In order to maintain GSP+ Pakistan has to keep ratification and effectively implement 27 core international conventions on human and labour rights, environmental protection and good governance. This is closely monitored by the European Commission under permanent scrutiny by the EU Member States and European Parliament, as well as civil society. In her piece to the Tribune published in March-2020, the EU diplomat highlighted the weaving bonds of trade-partnership with Pakistan, as she noted: ‘’The latest statistics on trade between Pakistan and the European Union (EU) published last week included remarkably positive figures: The Pakistani exports to the EU in 2019 amounted to nearly €7.5 billion, 8.99% higher than in 2018. This comes a few days after the European Parliament in Brussels debated the trade preferences given by the EU to a number of countries, including Pakistan. The Government of Pakistan, as well as Pakistan’s business community, has been following this debate and the preparatory steps very carefully. Why? Because Pakistan is the single largest beneficiary of the EU’s GSP+ trade regime, which waives import duties on a wide range of products’’. The facts advocate that because of Pakistan’s unique geostrategic position in South Asia, the EU can hardly avoid remaining indifferent to Pakistan.

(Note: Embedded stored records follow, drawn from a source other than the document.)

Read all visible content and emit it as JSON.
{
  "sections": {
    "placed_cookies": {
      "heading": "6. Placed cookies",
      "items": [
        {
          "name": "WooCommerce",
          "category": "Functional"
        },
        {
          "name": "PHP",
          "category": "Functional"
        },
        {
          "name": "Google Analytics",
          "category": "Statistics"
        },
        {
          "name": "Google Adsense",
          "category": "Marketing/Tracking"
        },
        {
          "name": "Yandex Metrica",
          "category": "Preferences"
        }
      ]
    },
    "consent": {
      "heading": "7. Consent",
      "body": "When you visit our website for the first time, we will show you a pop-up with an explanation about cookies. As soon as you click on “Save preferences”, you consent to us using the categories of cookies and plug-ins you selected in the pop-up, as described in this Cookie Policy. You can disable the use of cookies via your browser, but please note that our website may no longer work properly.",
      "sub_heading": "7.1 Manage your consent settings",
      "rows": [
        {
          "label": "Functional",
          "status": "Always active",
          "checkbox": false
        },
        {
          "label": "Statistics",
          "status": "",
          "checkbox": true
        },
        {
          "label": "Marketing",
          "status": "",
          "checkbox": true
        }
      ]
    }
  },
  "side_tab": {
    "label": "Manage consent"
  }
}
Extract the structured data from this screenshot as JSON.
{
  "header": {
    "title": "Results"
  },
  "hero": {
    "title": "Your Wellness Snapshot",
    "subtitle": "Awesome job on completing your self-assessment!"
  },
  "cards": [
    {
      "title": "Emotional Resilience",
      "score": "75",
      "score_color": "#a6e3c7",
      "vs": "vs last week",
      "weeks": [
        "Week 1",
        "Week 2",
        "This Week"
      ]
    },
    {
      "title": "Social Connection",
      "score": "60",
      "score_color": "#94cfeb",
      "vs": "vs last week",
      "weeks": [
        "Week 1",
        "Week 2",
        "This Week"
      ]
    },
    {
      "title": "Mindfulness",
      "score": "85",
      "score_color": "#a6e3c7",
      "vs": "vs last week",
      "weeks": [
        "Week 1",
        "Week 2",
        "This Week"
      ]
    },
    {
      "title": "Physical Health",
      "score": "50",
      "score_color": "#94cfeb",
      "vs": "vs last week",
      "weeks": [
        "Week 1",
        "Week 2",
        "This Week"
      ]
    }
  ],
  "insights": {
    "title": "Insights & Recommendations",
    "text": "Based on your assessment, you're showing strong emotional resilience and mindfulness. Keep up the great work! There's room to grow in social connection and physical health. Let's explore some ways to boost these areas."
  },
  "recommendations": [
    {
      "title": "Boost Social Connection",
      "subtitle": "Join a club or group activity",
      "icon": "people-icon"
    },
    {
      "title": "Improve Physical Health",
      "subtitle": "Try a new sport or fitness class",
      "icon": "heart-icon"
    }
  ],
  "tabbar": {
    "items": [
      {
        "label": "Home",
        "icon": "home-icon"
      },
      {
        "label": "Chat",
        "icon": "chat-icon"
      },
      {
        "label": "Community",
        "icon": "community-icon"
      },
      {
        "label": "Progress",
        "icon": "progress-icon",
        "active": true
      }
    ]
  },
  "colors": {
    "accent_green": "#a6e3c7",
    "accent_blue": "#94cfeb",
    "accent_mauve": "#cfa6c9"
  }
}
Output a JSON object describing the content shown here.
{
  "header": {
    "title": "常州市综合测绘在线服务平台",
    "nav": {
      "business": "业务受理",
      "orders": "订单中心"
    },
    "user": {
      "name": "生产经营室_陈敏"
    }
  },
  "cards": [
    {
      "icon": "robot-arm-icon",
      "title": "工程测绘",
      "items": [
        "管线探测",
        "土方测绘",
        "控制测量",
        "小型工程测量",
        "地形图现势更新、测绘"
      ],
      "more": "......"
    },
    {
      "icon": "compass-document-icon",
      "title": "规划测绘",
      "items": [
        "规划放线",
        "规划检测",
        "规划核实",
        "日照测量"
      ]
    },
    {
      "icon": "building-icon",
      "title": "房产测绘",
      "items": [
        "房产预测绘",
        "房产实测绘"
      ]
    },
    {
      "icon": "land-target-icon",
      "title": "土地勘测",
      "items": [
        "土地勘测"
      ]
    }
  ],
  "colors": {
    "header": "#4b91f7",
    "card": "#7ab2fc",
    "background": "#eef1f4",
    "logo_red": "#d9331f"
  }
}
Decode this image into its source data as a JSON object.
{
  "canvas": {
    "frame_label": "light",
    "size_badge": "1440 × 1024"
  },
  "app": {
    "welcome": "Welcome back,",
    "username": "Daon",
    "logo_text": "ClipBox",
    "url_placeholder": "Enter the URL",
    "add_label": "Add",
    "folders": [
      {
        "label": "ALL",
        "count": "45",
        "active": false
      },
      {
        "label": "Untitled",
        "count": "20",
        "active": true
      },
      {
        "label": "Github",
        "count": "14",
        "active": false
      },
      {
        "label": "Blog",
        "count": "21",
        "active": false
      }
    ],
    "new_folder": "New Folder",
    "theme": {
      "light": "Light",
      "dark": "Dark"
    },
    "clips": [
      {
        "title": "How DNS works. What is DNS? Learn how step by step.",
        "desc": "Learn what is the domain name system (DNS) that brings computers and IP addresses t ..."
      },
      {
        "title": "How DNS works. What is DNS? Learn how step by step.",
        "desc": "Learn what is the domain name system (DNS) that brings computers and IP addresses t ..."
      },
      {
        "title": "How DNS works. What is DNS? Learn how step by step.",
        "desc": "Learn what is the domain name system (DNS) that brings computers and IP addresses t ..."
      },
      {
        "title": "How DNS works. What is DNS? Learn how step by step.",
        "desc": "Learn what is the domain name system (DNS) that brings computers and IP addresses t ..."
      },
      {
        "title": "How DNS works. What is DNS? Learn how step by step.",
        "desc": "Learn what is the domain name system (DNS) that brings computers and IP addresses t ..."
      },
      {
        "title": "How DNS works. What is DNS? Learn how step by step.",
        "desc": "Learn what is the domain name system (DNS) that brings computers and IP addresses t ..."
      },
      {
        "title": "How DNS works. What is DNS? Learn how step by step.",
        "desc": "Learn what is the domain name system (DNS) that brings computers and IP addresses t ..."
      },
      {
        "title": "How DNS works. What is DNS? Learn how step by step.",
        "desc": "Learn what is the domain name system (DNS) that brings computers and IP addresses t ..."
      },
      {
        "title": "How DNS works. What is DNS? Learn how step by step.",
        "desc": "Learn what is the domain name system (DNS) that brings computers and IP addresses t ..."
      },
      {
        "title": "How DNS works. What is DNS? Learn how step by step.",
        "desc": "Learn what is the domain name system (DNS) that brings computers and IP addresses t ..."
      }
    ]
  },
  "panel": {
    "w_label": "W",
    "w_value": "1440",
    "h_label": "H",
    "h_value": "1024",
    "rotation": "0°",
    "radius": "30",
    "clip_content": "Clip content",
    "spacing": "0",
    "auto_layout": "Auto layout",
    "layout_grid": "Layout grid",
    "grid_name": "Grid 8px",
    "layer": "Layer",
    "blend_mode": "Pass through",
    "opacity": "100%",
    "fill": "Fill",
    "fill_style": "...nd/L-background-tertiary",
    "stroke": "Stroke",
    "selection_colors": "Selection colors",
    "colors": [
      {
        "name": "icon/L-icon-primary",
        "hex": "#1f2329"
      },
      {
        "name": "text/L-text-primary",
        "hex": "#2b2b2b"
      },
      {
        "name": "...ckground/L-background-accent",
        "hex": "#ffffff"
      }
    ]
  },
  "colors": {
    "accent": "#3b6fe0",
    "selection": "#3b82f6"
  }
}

Today, Pakistan is an instrumental partner of the EU Horizon 2020 Programme, which is the biggest EU Research and Innovation programme ever of the European Union. The Pakistan Science Foundation has been declared as the Focal Organization for EU Research and Innovation Programme Horizon-2020 in Pakistan and, under the guidance and policy of the Ministry of Science and Technology will coordinate with EU implementation of the Horizon 2020 Programme. There is no denying that EU’s current emergency support package for Pakistan amid the Corona crisis makes a new horizon of Pakistan-EU relations.
—The writer, an independent ‘IR’ researcher-cum-intternal law analyst based in Pakistan, is member of European Consortium for Political Research Standing Group on IR, Critical Peace & Conflict Studies, also a member of Washington Foreign Law Society and European Society of International Law.